Until complete decarbonisation becomes socially and technologically feasible, taking advantage of all carbon sinks is the only option. Soil carbon is a viable and significant carbon sink with enormous benefits. Sequestering carbon in soils offers a clear political and business case for being an integral part of the NDC portfolio. Considering that the next round of NDCs are due this year, soil carbon is an urgent issue to be addressed.
The Indian context
Several estimates of SOC exist for India but based on a small set of samples from a few regions. Climate – predominantly temperature and rain – plays a critical role in the leaching or emission of carbon from soils. India’s climate ranges from hot and cold arid to humid (sub-humid and per-humid) to coastal. Estimating carbon stocks is obviously a challenge considering soil heterogeneity and the large spatial variability of soil and vegetation types. Human perturbations that release soil carbon like agriculture, urbanisation and deforestation also vary from state to state.

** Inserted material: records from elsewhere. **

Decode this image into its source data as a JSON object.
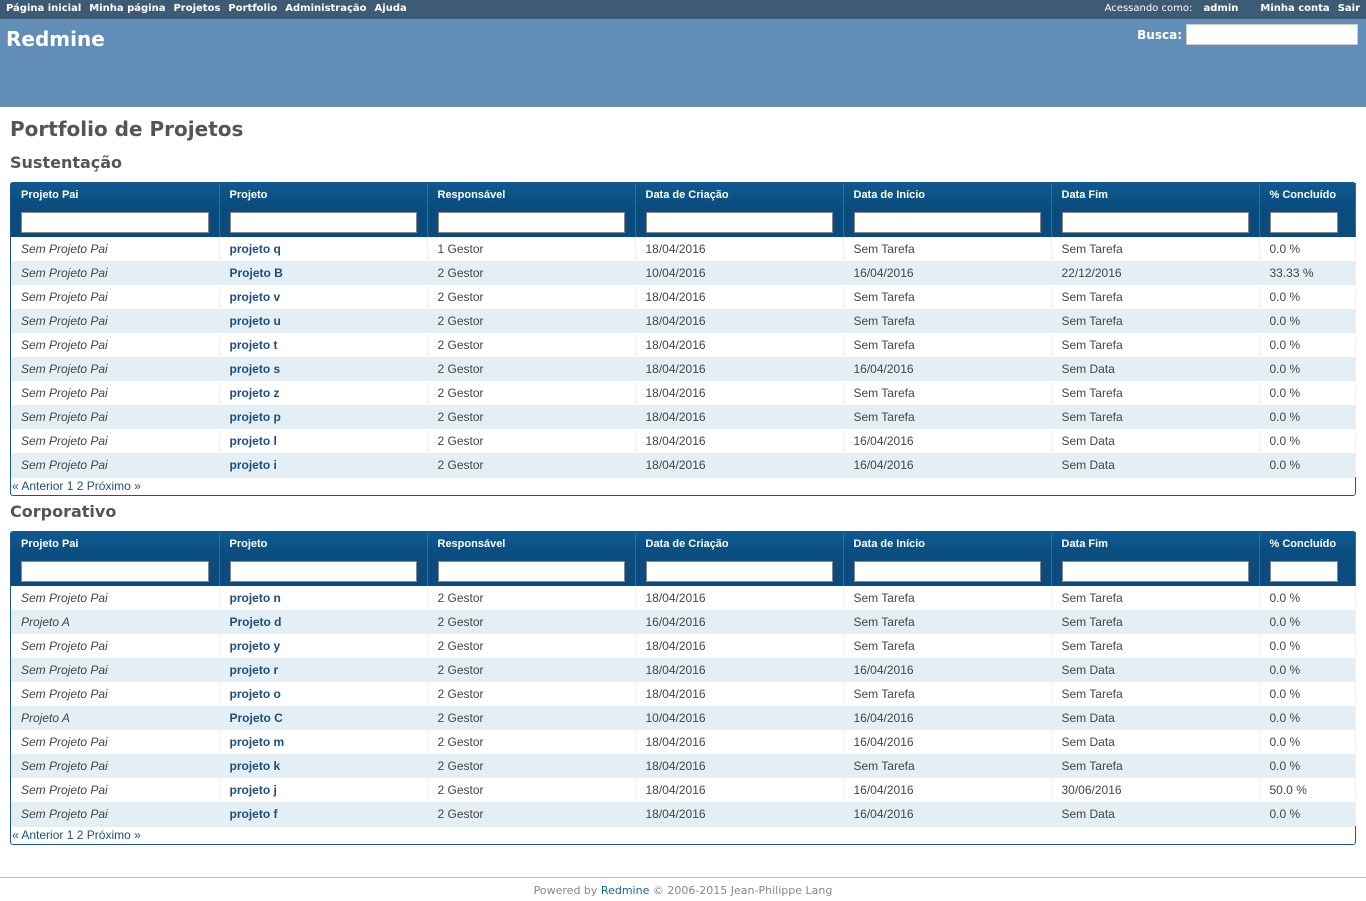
{
  "top_menu": {
    "items": [
      "Página inicial",
      "Minha página",
      "Projetos",
      "Portfolio",
      "Administração",
      "Ajuda"
    ],
    "logged_as_label": "Acessando como:",
    "logged_as_user": "admin",
    "account": "Minha conta",
    "logout": "Sair"
  },
  "header": {
    "title": "Redmine",
    "search_label": "Busca:"
  },
  "page_title": "Portfolio de Projetos",
  "columns": [
    "Projeto Pai",
    "Projeto",
    "Responsável",
    "Data de Criação",
    "Data de Início",
    "Data Fim",
    "% Concluído"
  ],
  "groups": [
    {
      "title": "Sustentação",
      "rows": [
        [
          "Sem Projeto Pai",
          "projeto q",
          "1 Gestor",
          "18/04/2016",
          "Sem Tarefa",
          "Sem Tarefa",
          "0.0 %"
        ],
        [
          "Sem Projeto Pai",
          "Projeto B",
          "2 Gestor",
          "10/04/2016",
          "16/04/2016",
          "22/12/2016",
          "33.33 %"
        ],
        [
          "Sem Projeto Pai",
          "projeto v",
          "2 Gestor",
          "18/04/2016",
          "Sem Tarefa",
          "Sem Tarefa",
          "0.0 %"
        ],
        [
          "Sem Projeto Pai",
          "projeto u",
          "2 Gestor",
          "18/04/2016",
          "Sem Tarefa",
          "Sem Tarefa",
          "0.0 %"
        ],
        [
          "Sem Projeto Pai",
          "projeto t",
          "2 Gestor",
          "18/04/2016",
          "Sem Tarefa",
          "Sem Tarefa",
          "0.0 %"
        ],
        [
          "Sem Projeto Pai",
          "projeto s",
          "2 Gestor",
          "18/04/2016",
          "16/04/2016",
          "Sem Data",
          "0.0 %"
        ],
        [
          "Sem Projeto Pai",
          "projeto z",
          "2 Gestor",
          "18/04/2016",
          "Sem Tarefa",
          "Sem Tarefa",
          "0.0 %"
        ],
        [
          "Sem Projeto Pai",
          "projeto p",
          "2 Gestor",
          "18/04/2016",
          "Sem Tarefa",
          "Sem Tarefa",
          "0.0 %"
        ],
        [
          "Sem Projeto Pai",
          "projeto l",
          "2 Gestor",
          "18/04/2016",
          "16/04/2016",
          "Sem Data",
          "0.0 %"
        ],
        [
          "Sem Projeto Pai",
          "projeto i",
          "2 Gestor",
          "18/04/2016",
          "16/04/2016",
          "Sem Data",
          "0.0 %"
        ]
      ],
      "pager": {
        "prev": "« Anterior",
        "pages": [
          "1",
          "2"
        ],
        "next": "Próximo »"
      }
    },
    {
      "title": "Corporativo",
      "rows": [
        [
          "Sem Projeto Pai",
          "projeto n",
          "2 Gestor",
          "18/04/2016",
          "Sem Tarefa",
          "Sem Tarefa",
          "0.0 %"
        ],
        [
          "Projeto A",
          "Projeto d",
          "2 Gestor",
          "16/04/2016",
          "Sem Tarefa",
          "Sem Tarefa",
          "0.0 %"
        ],
        [
          "Sem Projeto Pai",
          "projeto y",
          "2 Gestor",
          "18/04/2016",
          "Sem Tarefa",
          "Sem Tarefa",
          "0.0 %"
        ],
        [
          "Sem Projeto Pai",
          "projeto r",
          "2 Gestor",
          "18/04/2016",
          "16/04/2016",
          "Sem Data",
          "0.0 %"
        ],
        [
          "Sem Projeto Pai",
          "projeto o",
          "2 Gestor",
          "18/04/2016",
          "Sem Tarefa",
          "Sem Tarefa",
          "0.0 %"
        ],
        [
          "Projeto A",
          "Projeto C",
          "2 Gestor",
          "10/04/2016",
          "16/04/2016",
          "Sem Data",
          "0.0 %"
        ],
        [
          "Sem Projeto Pai",
          "projeto m",
          "2 Gestor",
          "18/04/2016",
          "16/04/2016",
          "Sem Data",
          "0.0 %"
        ],
        [
          "Sem Projeto Pai",
          "projeto k",
          "2 Gestor",
          "18/04/2016",
          "Sem Tarefa",
          "Sem Tarefa",
          "0.0 %"
        ],
        [
          "Sem Projeto Pai",
          "projeto j",
          "2 Gestor",
          "18/04/2016",
          "16/04/2016",
          "30/06/2016",
          "50.0 %"
        ],
        [
          "Sem Projeto Pai",
          "projeto f",
          "2 Gestor",
          "18/04/2016",
          "16/04/2016",
          "Sem Data",
          "0.0 %"
        ]
      ],
      "pager": {
        "prev": "« Anterior",
        "pages": [
          "1",
          "2"
        ],
        "next": "Próximo »"
      }
    }
  ],
  "footer": {
    "powered_by": "Powered by",
    "link": "Redmine",
    "copyright": "© 2006-2015 Jean-Philippe Lang"
  }
}
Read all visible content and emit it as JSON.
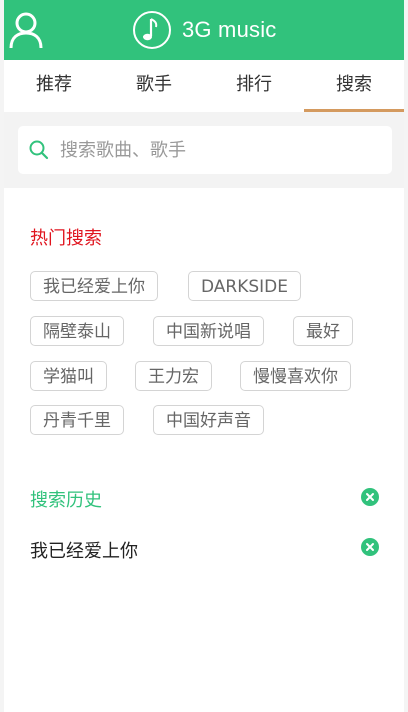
{
  "header": {
    "brand": "3G music",
    "user_icon": "user-icon",
    "logo_icon": "music-note-icon",
    "color": "#31c27c"
  },
  "tabs": [
    {
      "label": "推荐",
      "active": false
    },
    {
      "label": "歌手",
      "active": false
    },
    {
      "label": "排行",
      "active": false
    },
    {
      "label": "搜索",
      "active": true
    }
  ],
  "search": {
    "placeholder": "搜索歌曲、歌手",
    "value": "",
    "icon": "search-icon"
  },
  "hot": {
    "title": "热门搜索",
    "title_color": "#e0141e",
    "tags": [
      "我已经爱上你",
      "DARKSIDE",
      "隔壁泰山",
      "中国新说唱",
      "最好",
      "学猫叫",
      "王力宏",
      "慢慢喜欢你",
      "丹青千里",
      "中国好声音"
    ]
  },
  "history": {
    "title": "搜索历史",
    "clear_icon": "close-circle-icon",
    "items": [
      {
        "label": "我已经爱上你",
        "delete_icon": "close-circle-icon"
      }
    ]
  },
  "tab_active_color": "#d49a5f"
}
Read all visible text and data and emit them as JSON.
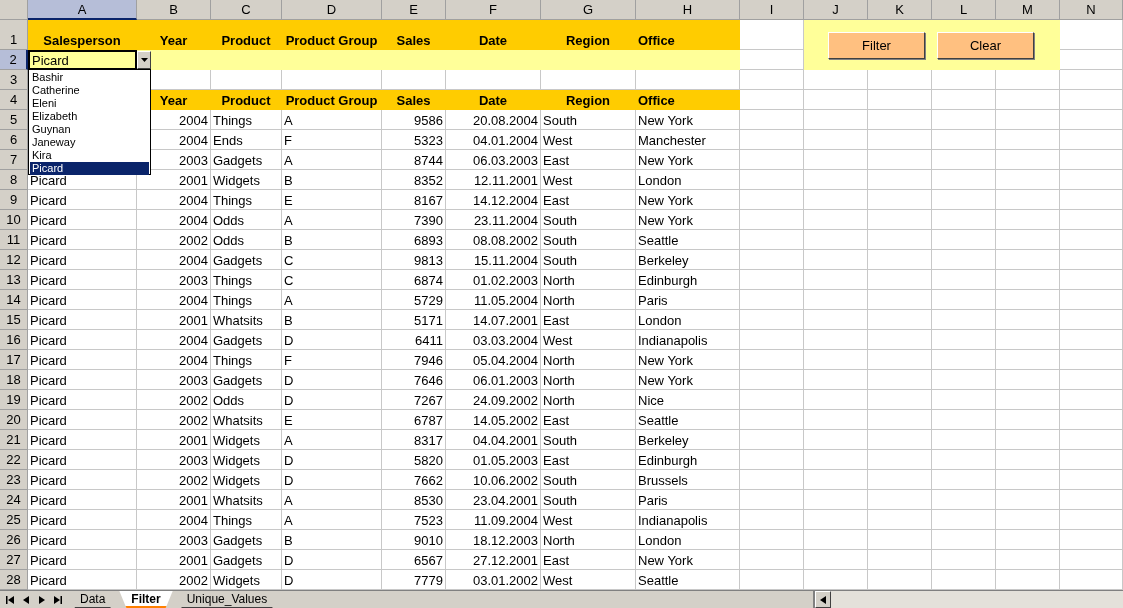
{
  "columns": [
    {
      "label": "A",
      "selected": true
    },
    {
      "label": "B",
      "selected": false
    },
    {
      "label": "C",
      "selected": false
    },
    {
      "label": "D",
      "selected": false
    },
    {
      "label": "E",
      "selected": false
    },
    {
      "label": "F",
      "selected": false
    },
    {
      "label": "G",
      "selected": false
    },
    {
      "label": "H",
      "selected": false
    },
    {
      "label": "I",
      "selected": false
    },
    {
      "label": "J",
      "selected": false
    },
    {
      "label": "K",
      "selected": false
    },
    {
      "label": "L",
      "selected": false
    },
    {
      "label": "M",
      "selected": false
    },
    {
      "label": "N",
      "selected": false
    }
  ],
  "row_numbers": [
    {
      "label": "1",
      "selected": false
    },
    {
      "label": "2",
      "selected": true
    },
    {
      "label": "3",
      "selected": false
    },
    {
      "label": "4",
      "selected": false
    },
    {
      "label": "5",
      "selected": false
    },
    {
      "label": "6",
      "selected": false
    },
    {
      "label": "7",
      "selected": false
    },
    {
      "label": "8",
      "selected": false
    },
    {
      "label": "9",
      "selected": false
    },
    {
      "label": "10",
      "selected": false
    },
    {
      "label": "11",
      "selected": false
    },
    {
      "label": "12",
      "selected": false
    },
    {
      "label": "13",
      "selected": false
    },
    {
      "label": "14",
      "selected": false
    },
    {
      "label": "15",
      "selected": false
    },
    {
      "label": "16",
      "selected": false
    },
    {
      "label": "17",
      "selected": false
    },
    {
      "label": "18",
      "selected": false
    },
    {
      "label": "19",
      "selected": false
    },
    {
      "label": "20",
      "selected": false
    },
    {
      "label": "21",
      "selected": false
    },
    {
      "label": "22",
      "selected": false
    },
    {
      "label": "23",
      "selected": false
    },
    {
      "label": "24",
      "selected": false
    },
    {
      "label": "25",
      "selected": false
    },
    {
      "label": "26",
      "selected": false
    },
    {
      "label": "27",
      "selected": false
    },
    {
      "label": "28",
      "selected": false
    }
  ],
  "criteria_header": [
    "Salesperson",
    "Year",
    "Product",
    "Product Group",
    "Sales",
    "Date",
    "Region",
    "Office"
  ],
  "criteria_value": "Picard",
  "dropdown": [
    {
      "label": "Bashir",
      "selected": false
    },
    {
      "label": "Catherine",
      "selected": false
    },
    {
      "label": "Eleni",
      "selected": false
    },
    {
      "label": "Elizabeth",
      "selected": false
    },
    {
      "label": "Guynan",
      "selected": false
    },
    {
      "label": "Janeway",
      "selected": false
    },
    {
      "label": "Kira",
      "selected": false
    },
    {
      "label": "Picard",
      "selected": true
    }
  ],
  "buttons": [
    "Filter",
    "Clear"
  ],
  "result_header": [
    "Year",
    "Product",
    "Product Group",
    "Sales",
    "Date",
    "Region",
    "Office"
  ],
  "data_rows": [
    {
      "values": [
        "2004",
        "Things",
        "A",
        "9586",
        "20.08.2004",
        "South",
        "New York"
      ]
    },
    {
      "values": [
        "2004",
        "Ends",
        "F",
        "5323",
        "04.01.2004",
        "West",
        "Manchester"
      ]
    },
    {
      "values": [
        "2003",
        "Gadgets",
        "A",
        "8744",
        "06.03.2003",
        "East",
        "New York"
      ]
    },
    {
      "salesperson": "Picard",
      "values": [
        "2001",
        "Widgets",
        "B",
        "8352",
        "12.11.2001",
        "West",
        "London"
      ]
    },
    {
      "salesperson": "Picard",
      "values": [
        "2004",
        "Things",
        "E",
        "8167",
        "14.12.2004",
        "East",
        "New York"
      ]
    },
    {
      "salesperson": "Picard",
      "values": [
        "2004",
        "Odds",
        "A",
        "7390",
        "23.11.2004",
        "South",
        "New York"
      ]
    },
    {
      "salesperson": "Picard",
      "values": [
        "2002",
        "Odds",
        "B",
        "6893",
        "08.08.2002",
        "South",
        "Seattle"
      ]
    },
    {
      "salesperson": "Picard",
      "values": [
        "2004",
        "Gadgets",
        "C",
        "9813",
        "15.11.2004",
        "South",
        "Berkeley"
      ]
    },
    {
      "salesperson": "Picard",
      "values": [
        "2003",
        "Things",
        "C",
        "6874",
        "01.02.2003",
        "North",
        "Edinburgh"
      ]
    },
    {
      "salesperson": "Picard",
      "values": [
        "2004",
        "Things",
        "A",
        "5729",
        "11.05.2004",
        "North",
        "Paris"
      ]
    },
    {
      "salesperson": "Picard",
      "values": [
        "2001",
        "Whatsits",
        "B",
        "5171",
        "14.07.2001",
        "East",
        "London"
      ]
    },
    {
      "salesperson": "Picard",
      "values": [
        "2004",
        "Gadgets",
        "D",
        "6411",
        "03.03.2004",
        "West",
        "Indianapolis"
      ]
    },
    {
      "salesperson": "Picard",
      "values": [
        "2004",
        "Things",
        "F",
        "7946",
        "05.04.2004",
        "North",
        "New York"
      ]
    },
    {
      "salesperson": "Picard",
      "values": [
        "2003",
        "Gadgets",
        "D",
        "7646",
        "06.01.2003",
        "North",
        "New York"
      ]
    },
    {
      "salesperson": "Picard",
      "values": [
        "2002",
        "Odds",
        "D",
        "7267",
        "24.09.2002",
        "North",
        "Nice"
      ]
    },
    {
      "salesperson": "Picard",
      "values": [
        "2002",
        "Whatsits",
        "E",
        "6787",
        "14.05.2002",
        "East",
        "Seattle"
      ]
    },
    {
      "salesperson": "Picard",
      "values": [
        "2001",
        "Widgets",
        "A",
        "8317",
        "04.04.2001",
        "South",
        "Berkeley"
      ]
    },
    {
      "salesperson": "Picard",
      "values": [
        "2003",
        "Widgets",
        "D",
        "5820",
        "01.05.2003",
        "East",
        "Edinburgh"
      ]
    },
    {
      "salesperson": "Picard",
      "values": [
        "2002",
        "Widgets",
        "D",
        "7662",
        "10.06.2002",
        "South",
        "Brussels"
      ]
    },
    {
      "salesperson": "Picard",
      "values": [
        "2001",
        "Whatsits",
        "A",
        "8530",
        "23.04.2001",
        "South",
        "Paris"
      ]
    },
    {
      "salesperson": "Picard",
      "values": [
        "2004",
        "Things",
        "A",
        "7523",
        "11.09.2004",
        "West",
        "Indianapolis"
      ]
    },
    {
      "salesperson": "Picard",
      "values": [
        "2003",
        "Gadgets",
        "B",
        "9010",
        "18.12.2003",
        "North",
        "London"
      ]
    },
    {
      "salesperson": "Picard",
      "values": [
        "2001",
        "Gadgets",
        "D",
        "6567",
        "27.12.2001",
        "East",
        "New York"
      ]
    },
    {
      "salesperson": "Picard",
      "values": [
        "2002",
        "Widgets",
        "D",
        "7779",
        "03.01.2002",
        "West",
        "Seattle"
      ]
    }
  ],
  "sheet_tabs": [
    {
      "label": "Data",
      "selected": false
    },
    {
      "label": "Filter",
      "selected": true
    },
    {
      "label": "Unique_Values",
      "selected": false
    }
  ]
}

A team from the National Soil Survey and Land Use Planning in Nagpur had estimated soil carbon stock for India in the top 150 cm was 69 picogram in 2000. But this valiant effort was based only on a limited number of data points. A more comprehensive tally of organic and inorganic carbon in all major soil types in India came from an ICRISAT team: its researchers found that Indian soils hold relatively less carbon due to the natural tendency of Indian soils to sequester less SOC. This is largely related to the large extent of the drier climatic zones of the country.
This also means that Indian soils have a higher potential for SOC build up. Different soil types, land uses and cropping systems determine the SOC sequestration potential. Selection of appropriate sites must consider all these factors in addition to regional climate.
A comprehensive SOC mapping is needed as a part of the Soil Health Card scheme that was launched in 2015. The sampling has been increased significantly under this scheme, and a dashboard provides relative distributions of various soil properties, including SOC. Quantifying standing SOC pools in detail and tracking their growth and loss will be essential for NDC protocols. And quantification of the impact of soil health on crop yields and food security may be needed for tracking returns on investment.
Improving soil health will also require concerted general and specific activities to prevent losses and enhance sequestration of SOC. For a country like India, including SOC as a separate item in its NDC can be a good incentive for sustained efforts to build and maintain the SOC pool. India can augment its afforestation efforts to generate additional carbon sinks via SOC while also fortifying its food security.
Raghu Murtugudde is a professor of atmospheric and oceanic science and Earth system science at the University of Maryland. He is currently a visiting professor at IIT Bombay.